Problem requirements: Below are the records; copy out every line that holds the word "Settings".

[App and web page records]
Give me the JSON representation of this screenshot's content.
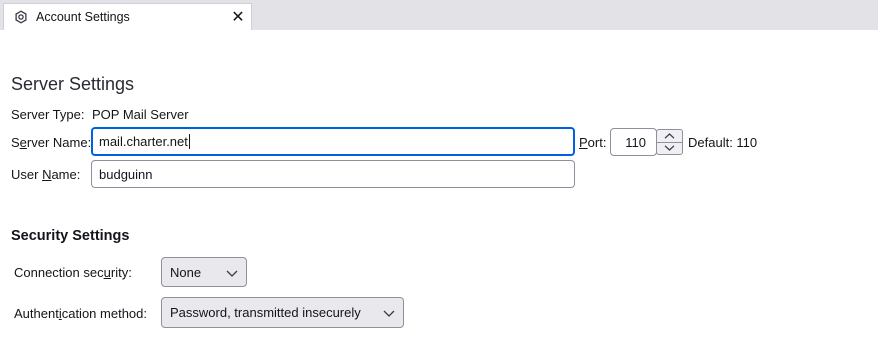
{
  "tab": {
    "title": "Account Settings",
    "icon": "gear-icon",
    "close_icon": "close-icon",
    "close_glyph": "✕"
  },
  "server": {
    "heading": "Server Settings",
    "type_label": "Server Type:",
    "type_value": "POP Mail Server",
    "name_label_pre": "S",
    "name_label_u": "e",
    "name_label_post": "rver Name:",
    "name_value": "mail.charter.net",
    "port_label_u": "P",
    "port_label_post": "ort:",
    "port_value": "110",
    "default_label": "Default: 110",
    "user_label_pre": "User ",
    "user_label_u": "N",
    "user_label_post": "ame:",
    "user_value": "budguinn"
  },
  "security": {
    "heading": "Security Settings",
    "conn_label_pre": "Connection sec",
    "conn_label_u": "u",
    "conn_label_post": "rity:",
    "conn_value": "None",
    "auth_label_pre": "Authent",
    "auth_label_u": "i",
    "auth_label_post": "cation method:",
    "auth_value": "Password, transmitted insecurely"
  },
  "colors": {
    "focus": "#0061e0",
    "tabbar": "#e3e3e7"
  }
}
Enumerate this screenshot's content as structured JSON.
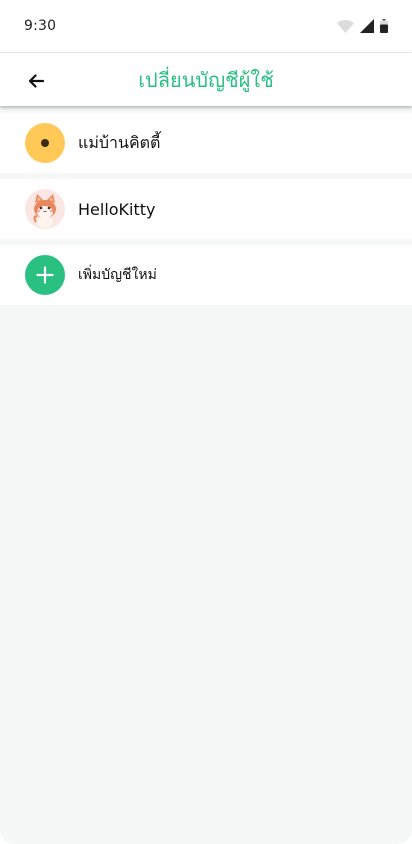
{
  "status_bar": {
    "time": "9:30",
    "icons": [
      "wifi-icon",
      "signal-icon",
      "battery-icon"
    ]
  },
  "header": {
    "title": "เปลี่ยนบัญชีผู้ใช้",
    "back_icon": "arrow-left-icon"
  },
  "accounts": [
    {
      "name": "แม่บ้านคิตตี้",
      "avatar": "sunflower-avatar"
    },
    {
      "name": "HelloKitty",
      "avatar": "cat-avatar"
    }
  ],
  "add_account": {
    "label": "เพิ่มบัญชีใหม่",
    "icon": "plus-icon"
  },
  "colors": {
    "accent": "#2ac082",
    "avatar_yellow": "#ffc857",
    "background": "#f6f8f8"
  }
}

Worked solution:
    "title": "Account Settings",
    "heading": "Server Settings",
    "heading": "Security Settings",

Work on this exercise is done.